But the United States has warned President Maduro that it would intervene. What does it mean?

I think President Trump’s foreign policy is unpredictable. On the one hand, he is withdrawing US troops out of Iraq and launches his “America First” agenda but at the same time he does not exclude military intervention in Venezuela. It was really unexpected that the US recognized Juan Guido so quickly. For the US, Venezuela is important for economic reasons as it used to be of the biggest oil suppliers. Also, Latin America is a very specific region. It has never experienced wars or changes of borders as we know it in Europe.

However, the situation in Venezuela forces many people to leave their homes. Should we be afraid of a migration crisis in the region?

Over three million people have already left Venezuela, which means that one person out of ten left the country, according to the most recent data. One million went to Colombia, 500,000 to Peru and 221,000 to Ecuador. When we look at the migration crisis that that EU faced in 2015, when one million people came to Europe, this number is comparable with the Venezuelans who sought refuge in much smaller Colombia. When it comes to bilateral relations, the countries were not always the closest allies, as Bogota is regarded as a US ally in the region. Regardless, Colombia has now started to look for ways how to help and prepare for the next arrivals.

Isn’t there fear that the world will be divided into two blocks? For those who support Guaido, and those who support Maduro? Are we witnessing the beginning of a new “cold” conflict?

Russia, Cuba and Turkey have already officially expressed their support for Maduro’s government. What is more, Russia and China have blocked the UN Security Council’s resolution on Venezuela. The division is visible, but I don’t think that it will translate into a new “cold” conflict in the region.

What is the EU stance on Venezuela?

The EU agreed to establish the Uruguay-led International Contact Group with Latin American countries that had not recognised Guaidó but did not want to be passive on the crisis, and that sought dialogue and a new election. The EU is also providing humanitarian assistance. However, the EU is divided on Venezuela’s stance since not all Member States recognized Juan Guaido. In the meantime, the European Parliament has adopted a non-binding resolution that recognised Guaidó as the legitimate interim president of Venezuela, but that is not enough and does not give the EU a strong negotiating mandate.
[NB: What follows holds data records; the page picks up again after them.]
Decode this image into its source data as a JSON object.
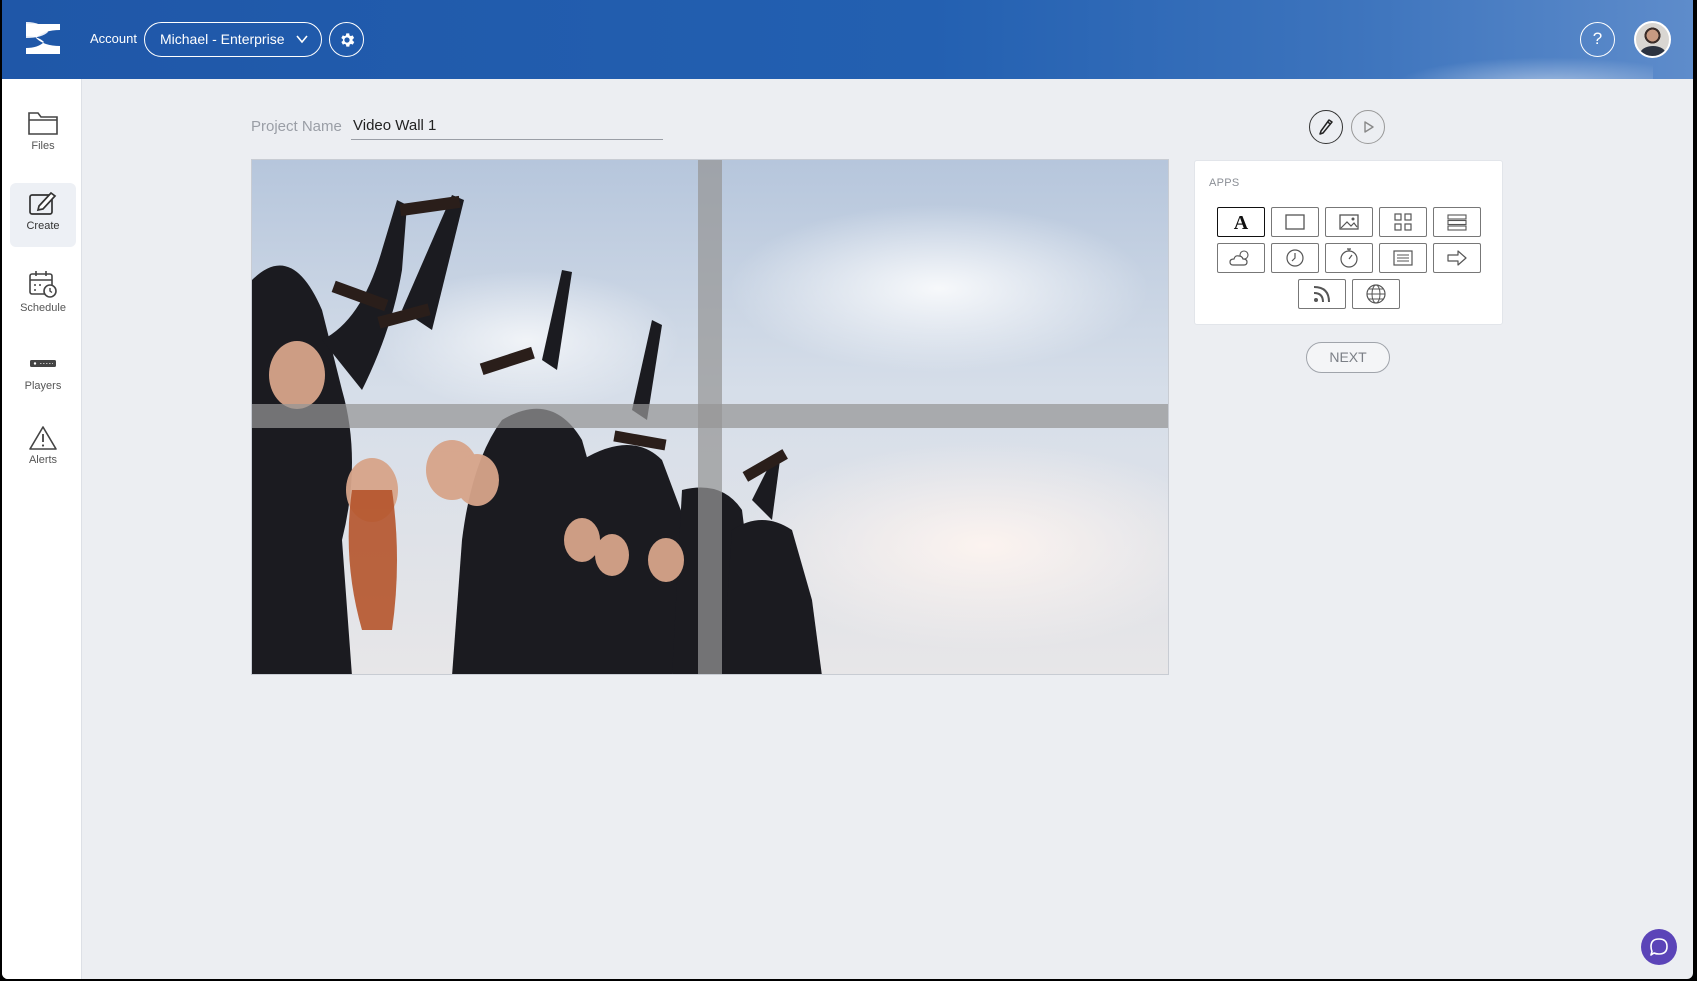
{
  "header": {
    "account_label": "Account",
    "account_value": "Michael - Enterprise",
    "help_label": "?"
  },
  "sidebar": {
    "items": [
      {
        "label": "Files",
        "icon": "folder-icon"
      },
      {
        "label": "Create",
        "icon": "create-icon",
        "active": true
      },
      {
        "label": "Schedule",
        "icon": "calendar-clock-icon"
      },
      {
        "label": "Players",
        "icon": "player-device-icon"
      },
      {
        "label": "Alerts",
        "icon": "warning-icon"
      }
    ]
  },
  "project": {
    "label": "Project Name",
    "name": "Video Wall 1"
  },
  "apps": {
    "title": "APPS",
    "items": [
      {
        "icon": "text-icon",
        "selected": true
      },
      {
        "icon": "rectangle-icon"
      },
      {
        "icon": "image-icon"
      },
      {
        "icon": "qr-code-icon"
      },
      {
        "icon": "list-layout-icon"
      },
      {
        "icon": "weather-icon"
      },
      {
        "icon": "clock-icon"
      },
      {
        "icon": "stopwatch-icon"
      },
      {
        "icon": "ticker-icon"
      },
      {
        "icon": "arrow-right-icon"
      },
      {
        "icon": "rss-icon"
      },
      {
        "icon": "globe-icon"
      }
    ]
  },
  "next_label": "NEXT",
  "colors": {
    "header": "#2360b1",
    "background": "#eceef2",
    "chat": "#5b44b8"
  }
}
Why are the Member States divided on the stance toward Venezuela?

It is because the Member States differ when it comes to their foreign policies and it is not always easy to reach a common position. For Venezuela and vice versa, the European Union is quite a distant foreign policy actor, as it was discussed during the roundtable on “What EU Foreign Policy?” organized by Globsec in the framework of DIFF GOV project. For Venezuela, its relations with the countries in the region and the United States are the most important and they will matter most in reaching any agreement in the future.

How can Slovakia be affected by its stance on Venezuela? For example, as we did not officially recognized Juan Guaido? Could any tourists traveling to Venezuela face any problems?
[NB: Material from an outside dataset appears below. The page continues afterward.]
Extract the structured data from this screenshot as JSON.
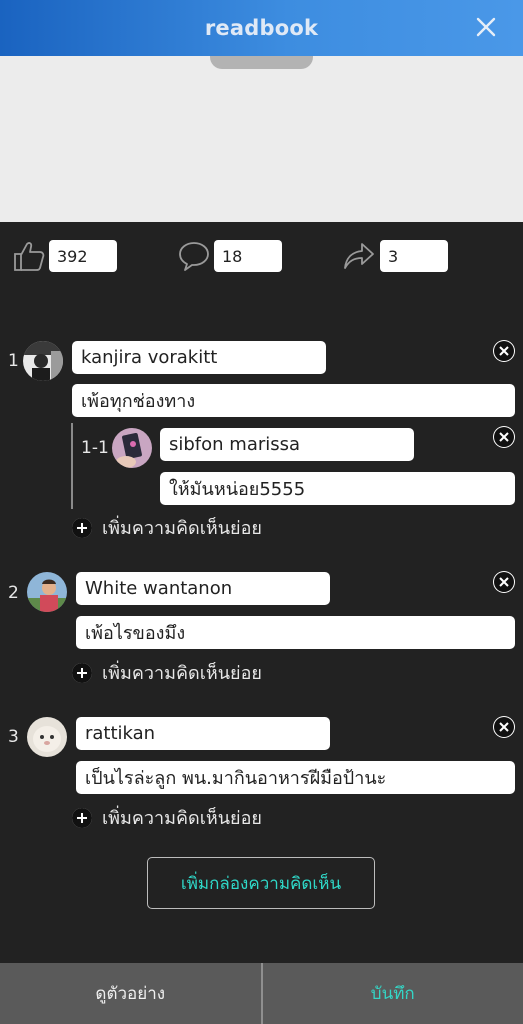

Today there are not many people willing to travel to Venezuela. Frankly speaking, I would not recommend anyone to go there now. Similar to Slovakia, three other Member States, specifically Greece, Italy and Cyprus, did not recognize Juan Guaido. But I wouldn’t see it as a problem. However, what is more, I am sure Maduro will remember the countries that supported him more than the ones which did not. But in general, I do not think that it will have any political consequences.

 

Interview done by Lucia Rusnáková, Journalist, Hospodárske noviny. It was originally published in Hospodárske noviny on 10 May 2019 https://hnonline.sk/svet/1937937-clenske-krajiny-nie-su-ohladom-venezuely-jednotne

 

The European Commission support for the production of this publication does not constitute an endorsement of the contents which reflects the views only of the authors, and the Commission cannot be held responsible for any use which may be made of the information contained therein.

This interview was conducted in result of GLOSBEC DIFF GOV – „European Governance: Potential of Differentiated Cooperation“ supported by Jean Monnet Activities of the EU Programme Erasmus+.